Rates of childhood overweight and obesity have tripled in the last three decades and continue to rise. Overweight children and adolescents are increasingly at risk for diseases of adults, such as type 2 diabetes, hypertension, and cardiovascular disease. The Institute of Medicine (IOM) describes childhood obesity as being influenced by community, school, and home factors. School-based interventions may improve students’ nutrition and physical activity behaviors while on campus, but programs are needed that can improve these behaviors both during and outside of school time.
In the Mississippi Delta region of Arkansas, many families are poor, lack health insurance, and have high rates of obesity and heart disease. Researchers are conducting a pilot study in five counties of the Delta region to determine the best ways to increase family-school engagement in addressing issues of childhood obesity and overweight.
Researchers will focus on expanding and strengthening community partnerships and create a Childhood Obesity Working Group (COWG) comprising parents, school personnel, and key members of grassroots groups. The COWG will determine issues parents and schools face in addressing childhood obesity and will identify barriers to collaboration.
Information from the work group as well as data from community focus groups will inform the creation of two toolkits, one for parents and one for school personnel. Each toolkit will address options for making changes at home or school and offer strategies for bringing parents and school personnel together for promoting weight management behaviors.

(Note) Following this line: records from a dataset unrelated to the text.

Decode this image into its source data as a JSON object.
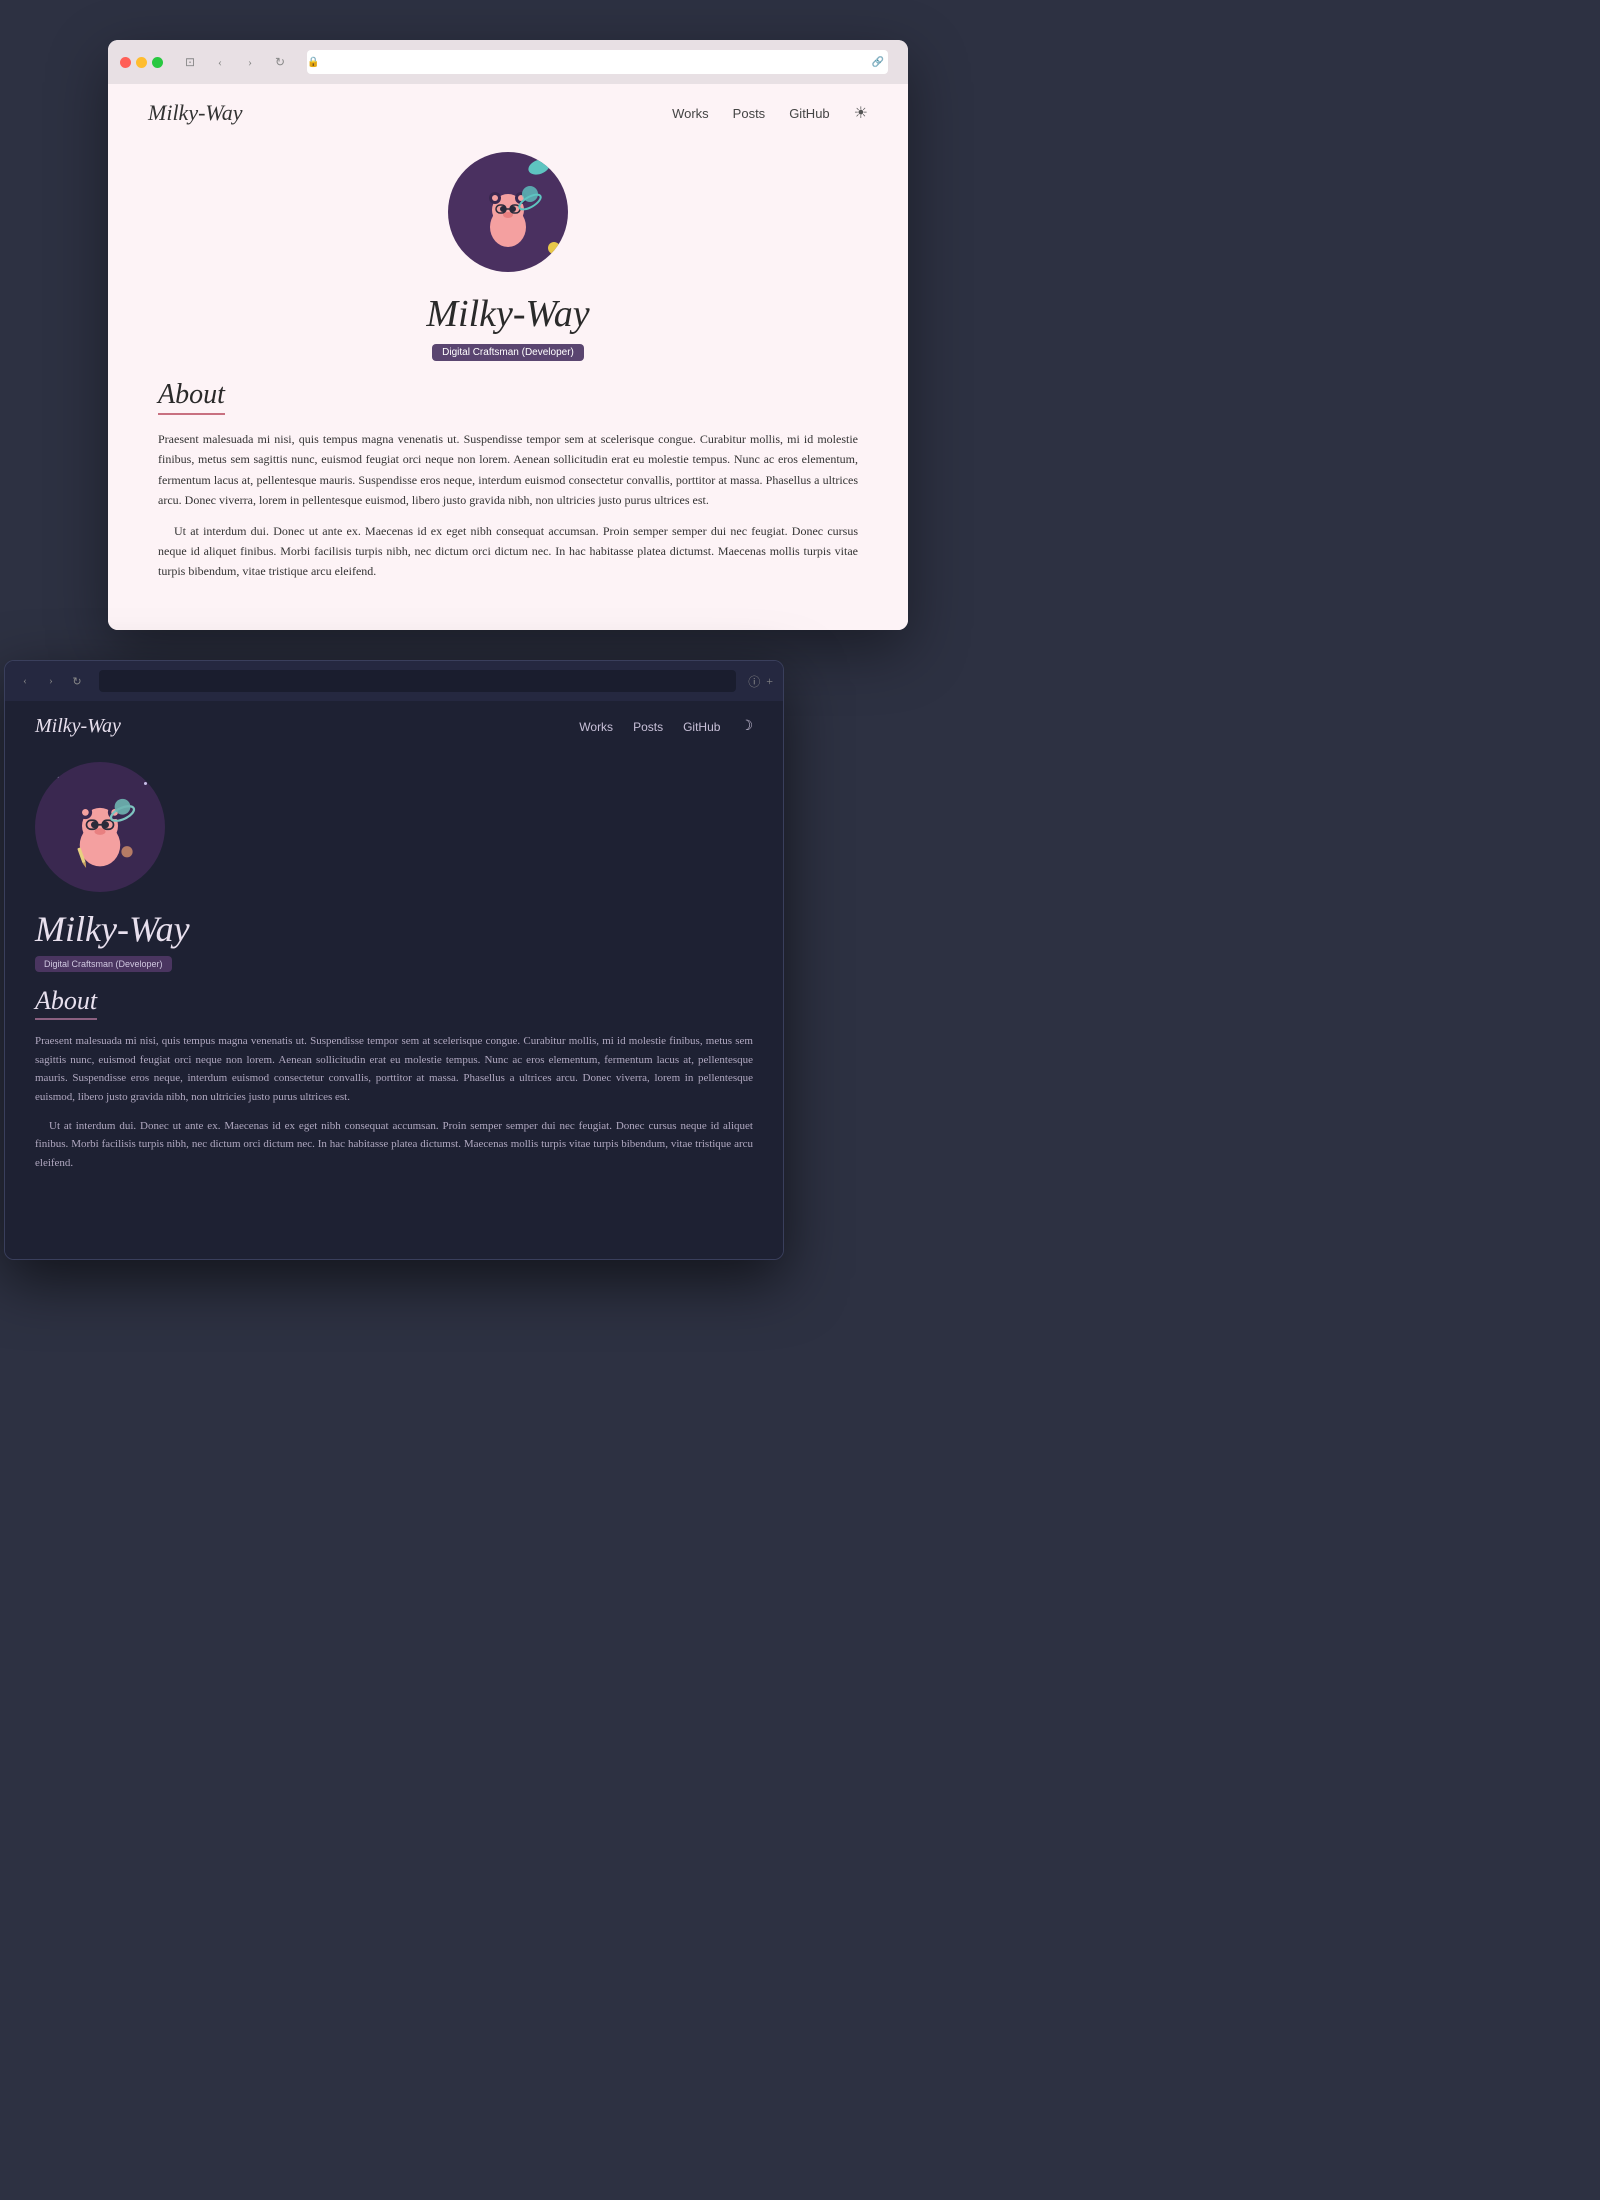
{
  "light_browser": {
    "nav": {
      "brand": "Milky-Way",
      "links": [
        "Works",
        "Posts",
        "GitHub"
      ],
      "theme_icon": "☀"
    },
    "hero": {
      "title": "Milky-Way",
      "badge": "Digital Craftsman (Developer)"
    },
    "about": {
      "heading": "About",
      "paragraph1": "Praesent malesuada mi nisi, quis tempus magna venenatis ut. Suspendisse tempor sem at scelerisque congue. Curabitur mollis, mi id molestie finibus, metus sem sagittis nunc, euismod feugiat orci neque non lorem. Aenean sollicitudin erat eu molestie tempus. Nunc ac eros elementum, fermentum lacus at, pellentesque mauris. Suspendisse eros neque, interdum euismod consectetur convallis, porttitor at massa. Phasellus a ultrices arcu. Donec viverra, lorem in pellentesque euismod, libero justo gravida nibh, non ultricies justo purus ultrices est.",
      "paragraph2": "Ut at interdum dui. Donec ut ante ex. Maecenas id ex eget nibh consequat accumsan. Proin semper semper dui nec feugiat. Donec cursus neque id aliquet finibus. Morbi facilisis turpis nibh, nec dictum orci dictum nec. In hac habitasse platea dictumst. Maecenas mollis turpis vitae turpis bibendum, vitae tristique arcu eleifend."
    },
    "address_bar": {
      "lock": "🔒",
      "url": "",
      "link_icon": "🔗"
    }
  },
  "dark_browser": {
    "nav": {
      "brand": "Milky-Way",
      "links": [
        "Works",
        "Posts",
        "GitHub"
      ],
      "theme_icon": ")"
    },
    "hero": {
      "title": "Milky-Way",
      "badge": "Digital Craftsman (Developer)"
    },
    "about": {
      "heading": "About",
      "paragraph1": "Praesent malesuada mi nisi, quis tempus magna venenatis ut. Suspendisse tempor sem at scelerisque congue. Curabitur mollis, mi id molestie finibus, metus sem sagittis nunc, euismod feugiat orci neque non lorem. Aenean sollicitudin erat eu molestie tempus. Nunc ac eros elementum, fermentum lacus at, pellentesque mauris. Suspendisse eros neque, interdum euismod consectetur convallis, porttitor at massa. Phasellus a ultrices arcu. Donec viverra, lorem in pellentesque euismod, libero justo gravida nibh, non ultricies justo purus ultrices est.",
      "paragraph2": "Ut at interdum dui. Donec ut ante ex. Maecenas id ex eget nibh consequat accumsan. Proin semper semper dui nec feugiat. Donec cursus neque id aliquet finibus. Morbi facilisis turpis nibh, nec dictum orci dictum nec. In hac habitasse platea dictumst. Maecenas mollis turpis vitae turpis bibendum, vitae tristique arcu eleifend."
    }
  }
}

The toolkits will be distributed to parents and school officials and tested for feasibility, acceptability, and use within the target groups. The researchers will also track changes in school policies, changes to the school and home environment, and increases in parents’ and children’s knowledge and behaviors related to nutrition and physical activity. As the materials are tested and revised, researchers will plan the next research phase.